What is expected ▸
Below you will find a set of lines. Repeat them all exactly.

Web page and app entries:
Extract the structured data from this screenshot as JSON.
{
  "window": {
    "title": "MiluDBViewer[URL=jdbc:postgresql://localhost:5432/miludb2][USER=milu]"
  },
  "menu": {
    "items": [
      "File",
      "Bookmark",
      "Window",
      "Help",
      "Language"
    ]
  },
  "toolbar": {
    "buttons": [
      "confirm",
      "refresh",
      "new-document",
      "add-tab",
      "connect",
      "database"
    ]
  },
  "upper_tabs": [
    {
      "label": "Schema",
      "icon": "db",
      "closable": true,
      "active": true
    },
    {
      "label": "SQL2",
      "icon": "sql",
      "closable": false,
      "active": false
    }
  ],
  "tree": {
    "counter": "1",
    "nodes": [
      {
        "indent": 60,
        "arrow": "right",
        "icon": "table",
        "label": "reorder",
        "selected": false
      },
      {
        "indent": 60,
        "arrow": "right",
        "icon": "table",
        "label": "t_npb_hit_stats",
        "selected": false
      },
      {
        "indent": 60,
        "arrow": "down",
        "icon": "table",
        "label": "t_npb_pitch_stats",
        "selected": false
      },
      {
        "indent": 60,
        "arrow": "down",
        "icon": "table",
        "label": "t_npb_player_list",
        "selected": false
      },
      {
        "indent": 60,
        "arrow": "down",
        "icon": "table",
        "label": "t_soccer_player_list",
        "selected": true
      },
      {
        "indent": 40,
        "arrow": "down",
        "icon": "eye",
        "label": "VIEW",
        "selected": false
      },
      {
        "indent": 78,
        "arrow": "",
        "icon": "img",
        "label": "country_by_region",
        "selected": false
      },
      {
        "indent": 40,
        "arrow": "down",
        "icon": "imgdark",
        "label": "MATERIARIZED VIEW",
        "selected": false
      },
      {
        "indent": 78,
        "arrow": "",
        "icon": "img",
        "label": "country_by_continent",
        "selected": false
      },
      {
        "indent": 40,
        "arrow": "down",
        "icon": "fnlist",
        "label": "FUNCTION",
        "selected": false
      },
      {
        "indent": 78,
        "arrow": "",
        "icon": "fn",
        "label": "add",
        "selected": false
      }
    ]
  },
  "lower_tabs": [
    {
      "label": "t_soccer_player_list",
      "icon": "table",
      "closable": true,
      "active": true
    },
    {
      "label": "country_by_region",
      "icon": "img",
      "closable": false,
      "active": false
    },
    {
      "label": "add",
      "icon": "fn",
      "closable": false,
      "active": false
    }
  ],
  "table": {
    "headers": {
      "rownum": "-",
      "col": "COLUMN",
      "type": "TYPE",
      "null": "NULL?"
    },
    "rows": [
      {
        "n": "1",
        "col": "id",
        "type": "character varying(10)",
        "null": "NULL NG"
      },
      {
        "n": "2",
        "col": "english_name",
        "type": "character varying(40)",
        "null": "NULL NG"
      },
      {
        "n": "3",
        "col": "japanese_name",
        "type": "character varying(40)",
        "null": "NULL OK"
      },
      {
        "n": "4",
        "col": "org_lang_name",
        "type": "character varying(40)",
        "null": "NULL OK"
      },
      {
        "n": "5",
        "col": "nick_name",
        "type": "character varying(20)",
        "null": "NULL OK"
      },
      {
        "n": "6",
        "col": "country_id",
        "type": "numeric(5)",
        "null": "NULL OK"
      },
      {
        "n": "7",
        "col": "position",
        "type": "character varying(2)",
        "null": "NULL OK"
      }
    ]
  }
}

Exercise response ▸
Extract the structured data from this screenshot as JSON.
{
  "window": {
    "title": "MiluDBViewer[URL=jdbc:postgresql://localhost:5432/miludb2][USER=milu]"
  },
  "menu": {
    "items": [
      "File",
      "Bookmark",
      "Window",
      "Help",
      "Language"
    ]
  },
  "toolbar": {
    "buttons": [
      "confirm",
      "refresh",
      "new-document",
      "add-tab",
      "connect",
      "database"
    ]
  },
  "upper_tabs": [
    {
      "label": "Schema",
      "icon": "db",
      "closable": true,
      "active": true
    },
    {
      "label": "SQL2",
      "icon": "sql",
      "closable": false,
      "active": false
    }
  ],
  "tree": {
    "counter": "1",
    "nodes": [
      {
        "indent": 60,
        "arrow": "right",
        "icon": "table",
        "label": "reorder",
        "selected": false
      },
      {
        "indent": 60,
        "arrow": "right",
        "icon": "table",
        "label": "t_npb_hit_stats",
        "selected": false
      },
      {
        "indent": 60,
        "arrow": "down",
        "icon": "table",
        "label": "t_npb_pitch_stats",
        "selected": false
      },
      {
        "indent": 60,
        "arrow": "down",
        "icon": "table",
        "label": "t_npb_player_list",
        "selected": false
      },
      {
        "indent": 60,
        "arrow": "down",
        "icon": "table",
        "label": "t_soccer_player_list",
        "selected": true
      },
      {
        "indent": 40,
        "arrow": "down",
        "icon": "eye",
        "label": "VIEW",
        "selected": false
      },
      {
        "indent": 78,
        "arrow": "",
        "icon": "img",
        "label": "country_by_region",
        "selected": false
      },
      {
        "indent": 40,
        "arrow": "down",
        "icon": "imgdark",
        "label": "MATERIARIZED VIEW",
        "selected": false
      },
      {
        "indent": 78,
        "arrow": "",
        "icon": "img",
        "label": "country_by_continent",
        "selected": false
      },
      {
        "indent": 40,
        "arrow": "down",
        "icon": "fnlist",
        "label": "FUNCTION",
        "selected": false
      },
      {
        "indent": 78,
        "arrow": "",
        "icon": "fn",
        "label": "add",
        "selected": false
      }
    ]
  },
  "lower_tabs": [
    {
      "label": "t_soccer_player_list",
      "icon": "table",
      "closable": true,
      "active": true
    },
    {
      "label": "country_by_region",
      "icon": "img",
      "closable": false,
      "active": false
    },
    {
      "label": "add",
      "icon": "fn",
      "closable": false,
      "active": false
    }
  ],
  "table": {
    "headers": {
      "rownum": "-",
      "col": "COLUMN",
      "type": "TYPE",
      "null": "NULL?"
    },
    "rows": [
      {
        "n": "1",
        "col": "id",
        "type": "character varying(10)",
        "null": "NULL NG"
      },
      {
        "n": "2",
        "col": "english_name",
        "type": "character varying(40)",
        "null": "NULL NG"
      },
      {
        "n": "3",
        "col": "japanese_name",
        "type": "character varying(40)",
        "null": "NULL OK"
      },
      {
        "n": "4",
        "col": "org_lang_name",
        "type": "character varying(40)",
        "null": "NULL OK"
      },
      {
        "n": "5",
        "col": "nick_name",
        "type": "character varying(20)",
        "null": "NULL OK"
      },
      {
        "n": "6",
        "col": "country_id",
        "type": "numeric(5)",
        "null": "NULL OK"
      },
      {
        "n": "7",
        "col": "position",
        "type": "character varying(2)",
        "null": "NULL OK"
      }
    ]
  }
}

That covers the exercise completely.